What is Mycobacterium avium complex disease?
Mycobacterium avium [MY-co-bak-TEER-ee-um A-vee-um] complex, also known as “MAC,” is the name of a group of bacteria. These bacteria can infect people who are living with HIV. Adults with HIV usually don’t get MAC disease until their CD4 count drops below 50. Because MAC disease occurs later in the course of HIV infection, it usually is not the first sickness a person with HIV gets. Most people with HIV have already been diagnosed with AIDS before they get MAC. About 20 to 30 percent of people with AIDS get MAC disease.
What are the symptoms of MAC disease?
Although MAC usually infects persons through their lungs or intestines, it spreads quickly through the bloodstream, causing widespread or "disseminated" disease. People with disseminated MAC disease can have:
- night sweats
- weight loss
- abdominal pain

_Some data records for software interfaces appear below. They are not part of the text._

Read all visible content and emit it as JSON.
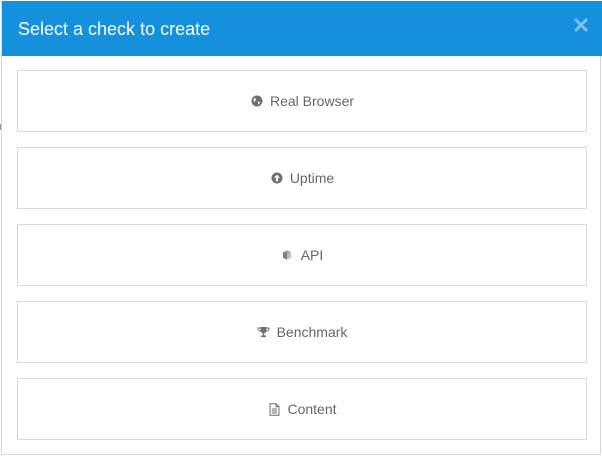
{
  "modal": {
    "title": "Select a check to create",
    "close_icon": "close-icon",
    "header_color": "#1590dd"
  },
  "options": [
    {
      "label": "Real Browser",
      "icon": "globe-icon"
    },
    {
      "label": "Uptime",
      "icon": "arrow-up-circle-icon"
    },
    {
      "label": "API",
      "icon": "cubes-icon"
    },
    {
      "label": "Benchmark",
      "icon": "trophy-icon"
    },
    {
      "label": "Content",
      "icon": "document-icon"
    }
  ]
}
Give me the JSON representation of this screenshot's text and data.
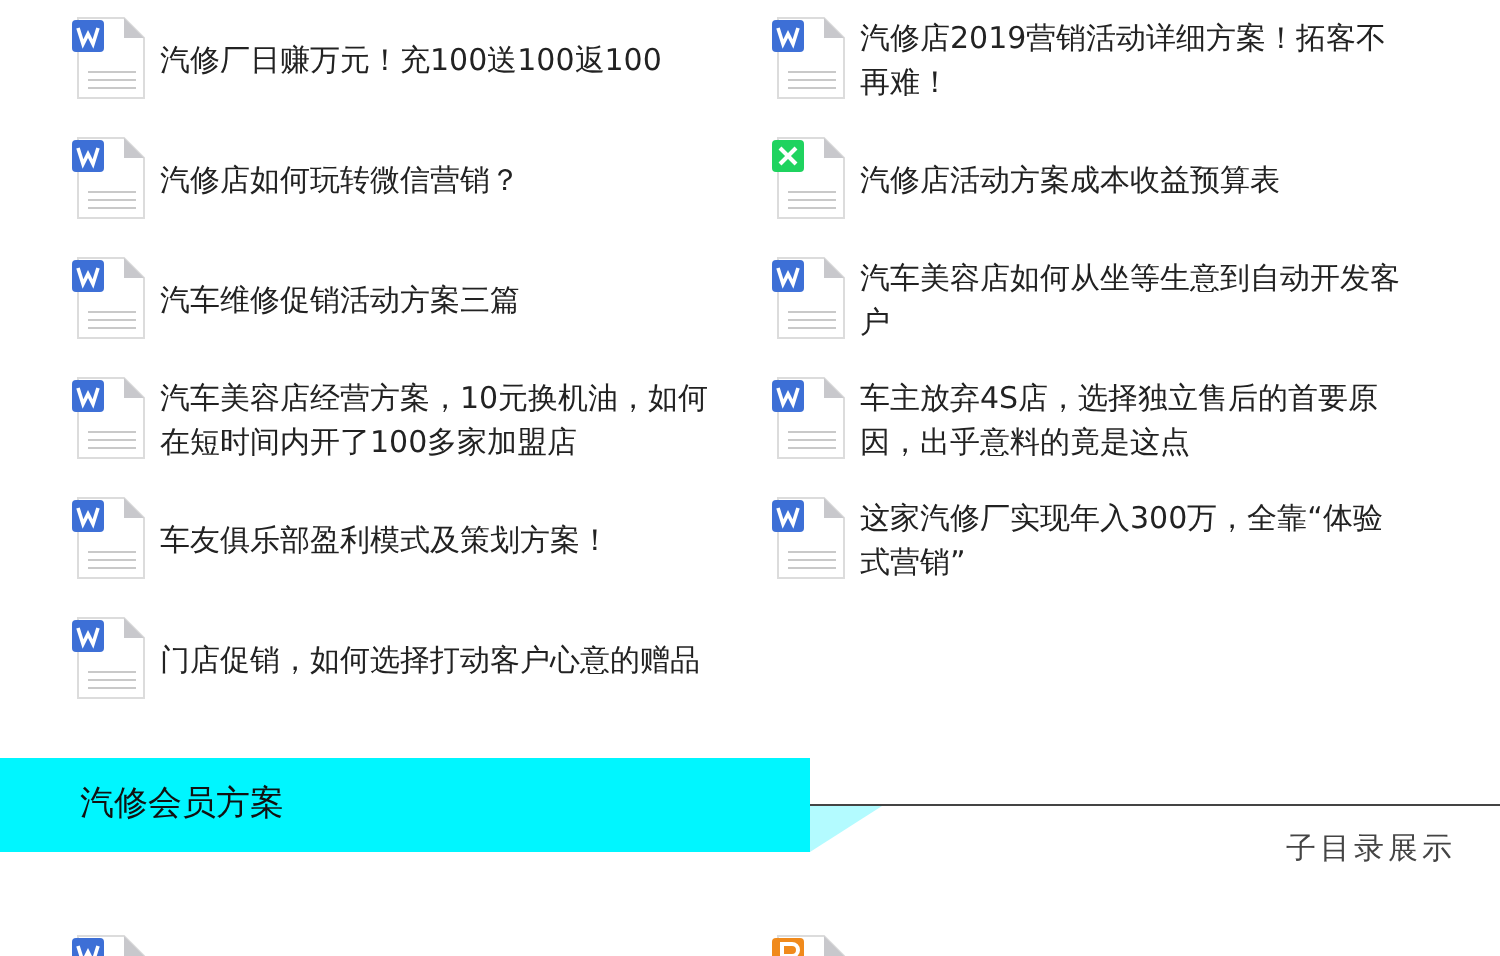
{
  "file_rows": [
    [
      {
        "kind": "word",
        "title": "汽修厂日赚万元！充100送100返100"
      },
      {
        "kind": "word",
        "title": "汽修店2019营销活动详细方案！拓客不再难！"
      }
    ],
    [
      {
        "kind": "word",
        "title": "汽修店如何玩转微信营销？"
      },
      {
        "kind": "excel",
        "title": "汽修店活动方案成本收益预算表"
      }
    ],
    [
      {
        "kind": "word",
        "title": "汽车维修促销活动方案三篇"
      },
      {
        "kind": "word",
        "title": "汽车美容店如何从坐等生意到自动开发客户"
      }
    ],
    [
      {
        "kind": "word",
        "title": "汽车美容店经营方案，10元换机油，如何在短时间内开了100多家加盟店"
      },
      {
        "kind": "word",
        "title": "车主放弃4S店，选择独立售后的首要原因，出乎意料的竟是这点"
      }
    ],
    [
      {
        "kind": "word",
        "title": "车友俱乐部盈利模式及策划方案！"
      },
      {
        "kind": "word",
        "title": "这家汽修厂实现年入300万，全靠“体验式营销”"
      }
    ],
    [
      {
        "kind": "word",
        "title": "门店促销，如何选择打动客户心意的赠品"
      }
    ]
  ],
  "section": {
    "title": "汽修会员方案",
    "link": "子目录展示"
  },
  "section_files": [
    {
      "kind": "word"
    },
    {
      "kind": "ppt"
    }
  ]
}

How is MAC disease diagnosed?
MAC disease is diagnosed by laboratory tests that can identify the MAC bacteria in samples of blood, bone marrow, or tissue.
How do people get MAC disease?
People with HIV/AIDS probably get MAC disease through normal contact with air, food, and water. MAC disease has been found in many types of animals, including birds, chickens, pigs, cows, rabbits, and dogs. MAC bacteria can be found in most sources of drinking water, including treated water systems, and in dirt and household dust. MAC disease does not seem to be spread from one person to another.
How can I avoid MAC disease?
Because MAC bacteria are found in food, water, and soil, there is no easy way to avoid them. However, there are drugs that can prevent MAC germs from causing disease. Because MAC disease occurs in people with very low CD4 counts, you should not get treatment to prevent MAC disease until your CD4 count is below 50. Your doctor will tell you when you need to begin treatment for preventing MAC disease. Drugs which can reduce your chances of getting MAC disease include:
If I have already had MAC disease, can I get it again?
Yes. If you have had MAC disease, continue to take drugs to treat and prevent further MAC disease. MAC disease is most commonly treated with a combination of clarithromycin and ethambutol [eth-AM-bu-tol], with or without rifabutin.
Source: Adapted from Brochures provided by the Centers for Disease Control, 2000.